- **Web page and app entries**:
•••
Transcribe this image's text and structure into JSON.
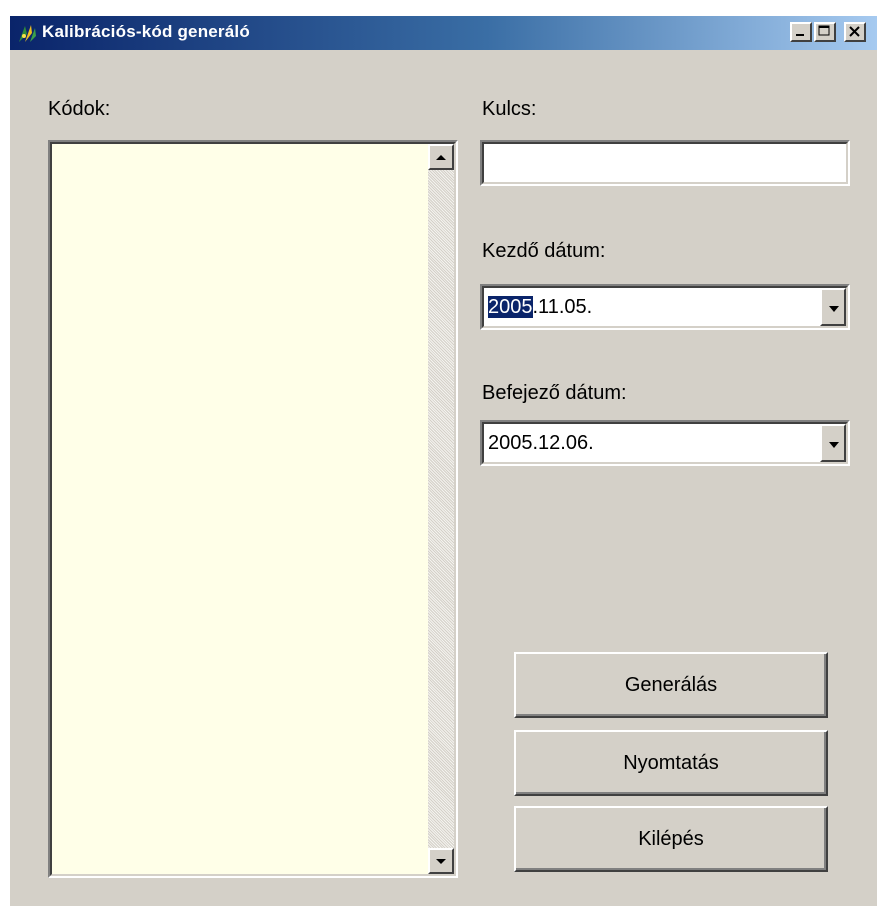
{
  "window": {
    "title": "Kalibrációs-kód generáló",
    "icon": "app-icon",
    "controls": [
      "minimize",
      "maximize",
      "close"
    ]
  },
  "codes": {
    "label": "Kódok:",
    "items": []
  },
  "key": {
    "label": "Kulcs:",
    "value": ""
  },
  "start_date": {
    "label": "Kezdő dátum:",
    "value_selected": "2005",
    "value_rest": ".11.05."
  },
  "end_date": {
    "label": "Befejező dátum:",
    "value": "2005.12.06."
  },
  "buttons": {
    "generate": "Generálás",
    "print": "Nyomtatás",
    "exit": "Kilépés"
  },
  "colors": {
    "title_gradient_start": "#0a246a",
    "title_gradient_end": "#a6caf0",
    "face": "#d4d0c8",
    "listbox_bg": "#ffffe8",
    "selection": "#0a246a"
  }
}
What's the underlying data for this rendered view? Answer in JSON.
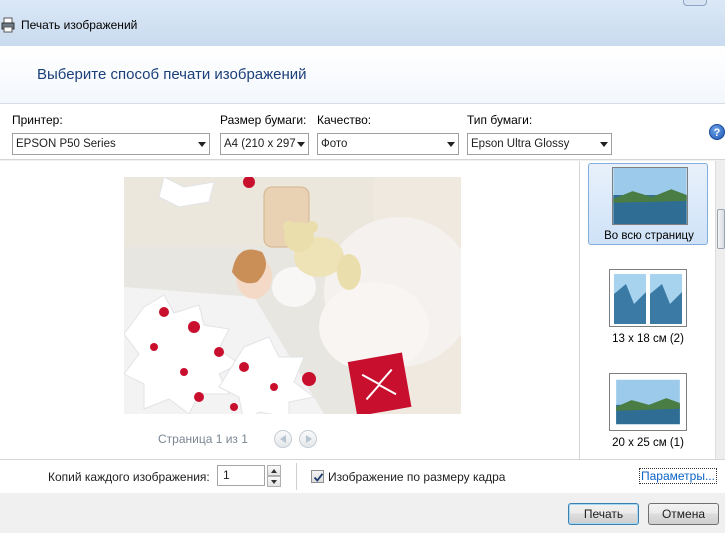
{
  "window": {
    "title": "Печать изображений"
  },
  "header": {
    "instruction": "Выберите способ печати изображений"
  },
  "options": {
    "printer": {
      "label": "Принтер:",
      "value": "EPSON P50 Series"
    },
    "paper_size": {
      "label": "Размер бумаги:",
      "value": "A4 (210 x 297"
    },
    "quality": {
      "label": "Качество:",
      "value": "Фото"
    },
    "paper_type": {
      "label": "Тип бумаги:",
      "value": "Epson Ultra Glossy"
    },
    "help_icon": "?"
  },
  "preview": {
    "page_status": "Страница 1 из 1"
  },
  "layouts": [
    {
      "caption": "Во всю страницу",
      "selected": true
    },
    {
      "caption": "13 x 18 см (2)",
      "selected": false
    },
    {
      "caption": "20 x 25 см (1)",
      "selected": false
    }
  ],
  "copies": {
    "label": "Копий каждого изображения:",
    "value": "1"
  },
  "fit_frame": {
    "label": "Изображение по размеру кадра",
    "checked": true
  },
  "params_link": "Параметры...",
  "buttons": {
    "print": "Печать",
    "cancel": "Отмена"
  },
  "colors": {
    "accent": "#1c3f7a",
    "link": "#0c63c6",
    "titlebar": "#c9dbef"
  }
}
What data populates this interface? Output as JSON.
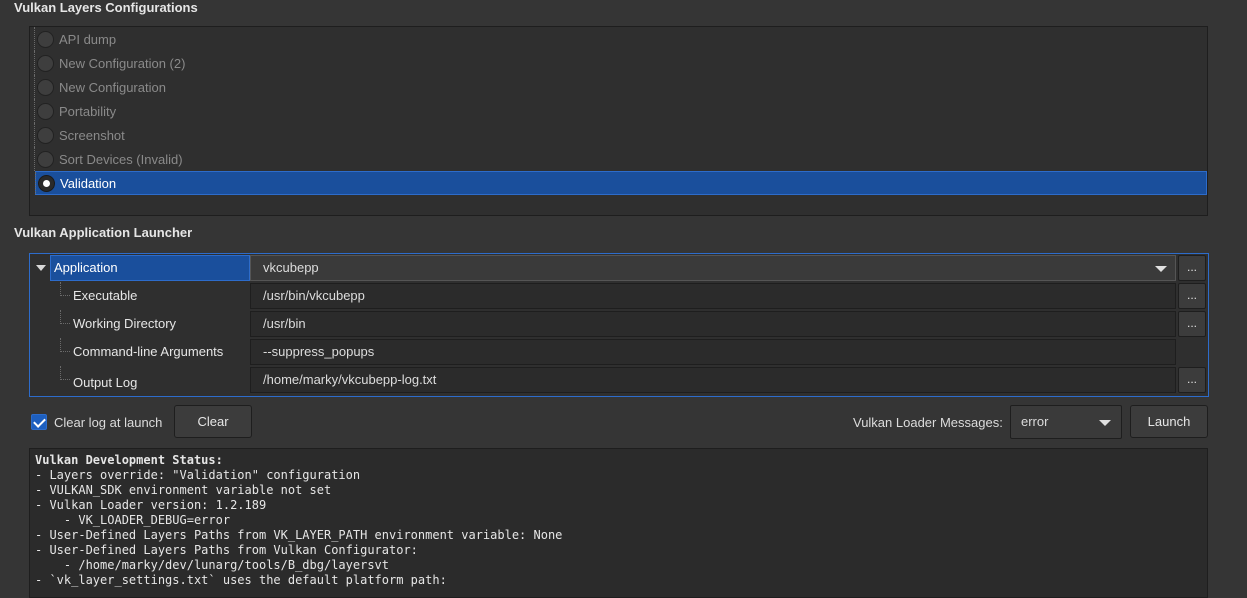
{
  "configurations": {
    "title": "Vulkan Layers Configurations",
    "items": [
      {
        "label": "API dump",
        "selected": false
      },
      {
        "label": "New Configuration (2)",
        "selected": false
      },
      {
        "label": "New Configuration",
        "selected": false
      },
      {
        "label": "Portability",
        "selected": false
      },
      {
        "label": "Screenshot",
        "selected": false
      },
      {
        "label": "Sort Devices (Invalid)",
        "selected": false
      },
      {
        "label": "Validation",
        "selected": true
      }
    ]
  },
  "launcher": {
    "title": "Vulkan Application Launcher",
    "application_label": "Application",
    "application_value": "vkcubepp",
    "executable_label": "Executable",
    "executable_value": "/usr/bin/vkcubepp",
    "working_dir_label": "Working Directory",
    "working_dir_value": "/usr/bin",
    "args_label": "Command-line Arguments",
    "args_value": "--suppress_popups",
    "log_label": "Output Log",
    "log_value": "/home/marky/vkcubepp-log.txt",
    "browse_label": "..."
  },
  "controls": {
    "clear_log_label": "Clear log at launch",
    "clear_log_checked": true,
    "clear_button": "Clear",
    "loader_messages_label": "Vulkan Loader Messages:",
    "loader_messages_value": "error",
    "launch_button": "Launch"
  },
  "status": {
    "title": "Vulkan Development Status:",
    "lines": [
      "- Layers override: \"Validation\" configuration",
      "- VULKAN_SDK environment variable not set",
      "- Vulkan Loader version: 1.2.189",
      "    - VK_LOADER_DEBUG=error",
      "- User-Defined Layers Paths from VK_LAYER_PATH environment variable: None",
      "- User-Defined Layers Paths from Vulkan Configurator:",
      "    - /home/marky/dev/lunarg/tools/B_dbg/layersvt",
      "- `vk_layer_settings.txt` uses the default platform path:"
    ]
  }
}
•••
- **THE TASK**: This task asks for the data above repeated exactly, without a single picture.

- **RESPONSE**:
Transcribe this image's text and structure into JSON.
{
  "window": {
    "title": "Kalibrációs-kód generáló",
    "icon": "app-icon",
    "controls": [
      "minimize",
      "maximize",
      "close"
    ]
  },
  "codes": {
    "label": "Kódok:",
    "items": []
  },
  "key": {
    "label": "Kulcs:",
    "value": ""
  },
  "start_date": {
    "label": "Kezdő dátum:",
    "value_selected": "2005",
    "value_rest": ".11.05."
  },
  "end_date": {
    "label": "Befejező dátum:",
    "value": "2005.12.06."
  },
  "buttons": {
    "generate": "Generálás",
    "print": "Nyomtatás",
    "exit": "Kilépés"
  },
  "colors": {
    "title_gradient_start": "#0a246a",
    "title_gradient_end": "#a6caf0",
    "face": "#d4d0c8",
    "listbox_bg": "#ffffe8",
    "selection": "#0a246a"
  }
}
What's the underlying data for this rendered view? Answer in JSON.
{
  "window": {
    "title": "Печать изображений"
  },
  "header": {
    "instruction": "Выберите способ печати изображений"
  },
  "options": {
    "printer": {
      "label": "Принтер:",
      "value": "EPSON P50 Series"
    },
    "paper_size": {
      "label": "Размер бумаги:",
      "value": "A4 (210 x 297"
    },
    "quality": {
      "label": "Качество:",
      "value": "Фото"
    },
    "paper_type": {
      "label": "Тип бумаги:",
      "value": "Epson Ultra Glossy"
    },
    "help_icon": "?"
  },
  "preview": {
    "page_status": "Страница 1 из 1"
  },
  "layouts": [
    {
      "caption": "Во всю страницу",
      "selected": true
    },
    {
      "caption": "13 x 18 см (2)",
      "selected": false
    },
    {
      "caption": "20 x 25 см (1)",
      "selected": false
    }
  ],
  "copies": {
    "label": "Копий каждого изображения:",
    "value": "1"
  },
  "fit_frame": {
    "label": "Изображение по размеру кадра",
    "checked": true
  },
  "params_link": "Параметры...",
  "buttons": {
    "print": "Печать",
    "cancel": "Отмена"
  },
  "colors": {
    "accent": "#1c3f7a",
    "link": "#0c63c6",
    "titlebar": "#c9dbef"
  }
}
What data populates this interface? Output as JSON.
{
  "configurations": {
    "title": "Vulkan Layers Configurations",
    "items": [
      {
        "label": "API dump",
        "selected": false
      },
      {
        "label": "New Configuration (2)",
        "selected": false
      },
      {
        "label": "New Configuration",
        "selected": false
      },
      {
        "label": "Portability",
        "selected": false
      },
      {
        "label": "Screenshot",
        "selected": false
      },
      {
        "label": "Sort Devices (Invalid)",
        "selected": false
      },
      {
        "label": "Validation",
        "selected": true
      }
    ]
  },
  "launcher": {
    "title": "Vulkan Application Launcher",
    "application_label": "Application",
    "application_value": "vkcubepp",
    "executable_label": "Executable",
    "executable_value": "/usr/bin/vkcubepp",
    "working_dir_label": "Working Directory",
    "working_dir_value": "/usr/bin",
    "args_label": "Command-line Arguments",
    "args_value": "--suppress_popups",
    "log_label": "Output Log",
    "log_value": "/home/marky/vkcubepp-log.txt",
    "browse_label": "..."
  },
  "controls": {
    "clear_log_label": "Clear log at launch",
    "clear_log_checked": true,
    "clear_button": "Clear",
    "loader_messages_label": "Vulkan Loader Messages:",
    "loader_messages_value": "error",
    "launch_button": "Launch"
  },
  "status": {
    "title": "Vulkan Development Status:",
    "lines": [
      "- Layers override: \"Validation\" configuration",
      "- VULKAN_SDK environment variable not set",
      "- Vulkan Loader version: 1.2.189",
      "    - VK_LOADER_DEBUG=error",
      "- User-Defined Layers Paths from VK_LAYER_PATH environment variable: None",
      "- User-Defined Layers Paths from Vulkan Configurator:",
      "    - /home/marky/dev/lunarg/tools/B_dbg/layersvt",
      "- `vk_layer_settings.txt` uses the default platform path:"
    ]
  }
}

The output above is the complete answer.